[Page and application data records]

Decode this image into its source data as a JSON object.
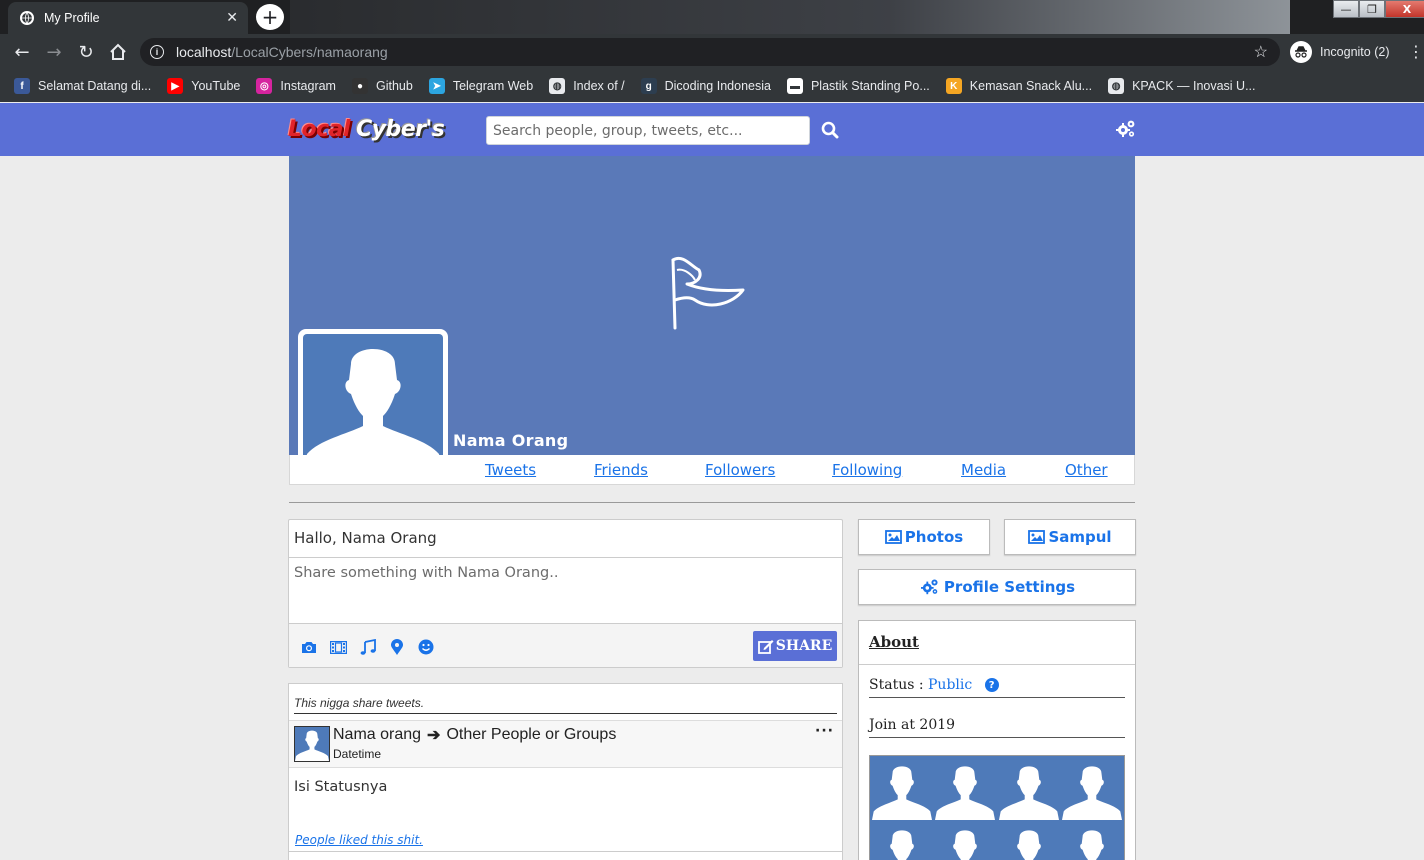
{
  "browser": {
    "tab_title": "My Profile",
    "url_host": "localhost",
    "url_path": "/LocalCybers/namaorang",
    "incognito_label": "Incognito (2)",
    "bookmarks": [
      {
        "label": "Selamat Datang di...",
        "icon": "facebook-icon",
        "color": "#3b5998"
      },
      {
        "label": "YouTube",
        "icon": "youtube-icon",
        "color": "#ff0000"
      },
      {
        "label": "Instagram",
        "icon": "instagram-icon",
        "color": "#d6249f"
      },
      {
        "label": "Github",
        "icon": "github-icon",
        "color": "#333333"
      },
      {
        "label": "Telegram Web",
        "icon": "telegram-icon",
        "color": "#2ca5e0"
      },
      {
        "label": "Index of /",
        "icon": "globe-icon",
        "color": "#e8eaed"
      },
      {
        "label": "Dicoding Indonesia",
        "icon": "dicoding-icon",
        "color": "#2d3e50"
      },
      {
        "label": "Plastik Standing Po...",
        "icon": "plastik-icon",
        "color": "#ffffff"
      },
      {
        "label": "Kemasan Snack Alu...",
        "icon": "kemasan-icon",
        "color": "#f5a623"
      },
      {
        "label": "KPACK — Inovasi U...",
        "icon": "globe-icon",
        "color": "#e8eaed"
      }
    ]
  },
  "app": {
    "logo_part1": "Local",
    "logo_part2": "Cyber's",
    "search_placeholder": "Search people, group, tweets, etc...",
    "accent_color": "#5a6fd6",
    "cover_color": "#5a79b8"
  },
  "profile": {
    "name": "Nama Orang",
    "tabs": [
      "Tweets",
      "Friends",
      "Followers",
      "Following",
      "Media",
      "Other"
    ]
  },
  "composer": {
    "greeting": "Hallo, Nama Orang",
    "placeholder": "Share something with Nama Orang..",
    "share_label": "SHARE",
    "tools": [
      "camera-icon",
      "film-icon",
      "music-icon",
      "location-icon",
      "smile-icon"
    ]
  },
  "post": {
    "note": "This nigga share tweets.",
    "author": "Nama orang",
    "target": "Other People or Groups",
    "date": "Datetime",
    "content": "Isi Statusnya",
    "liked": "People liked this shit."
  },
  "sidebar": {
    "photos_label": "Photos",
    "sampul_label": "Sampul",
    "settings_label": "Profile Settings",
    "about_title": "About",
    "status_label": "Status : ",
    "status_value": "Public",
    "join_label": "Join at 2019",
    "friend_count_visible": 8
  }
}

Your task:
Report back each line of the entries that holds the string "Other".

Output below:
      "Other"
    "target": "Other People or Groups",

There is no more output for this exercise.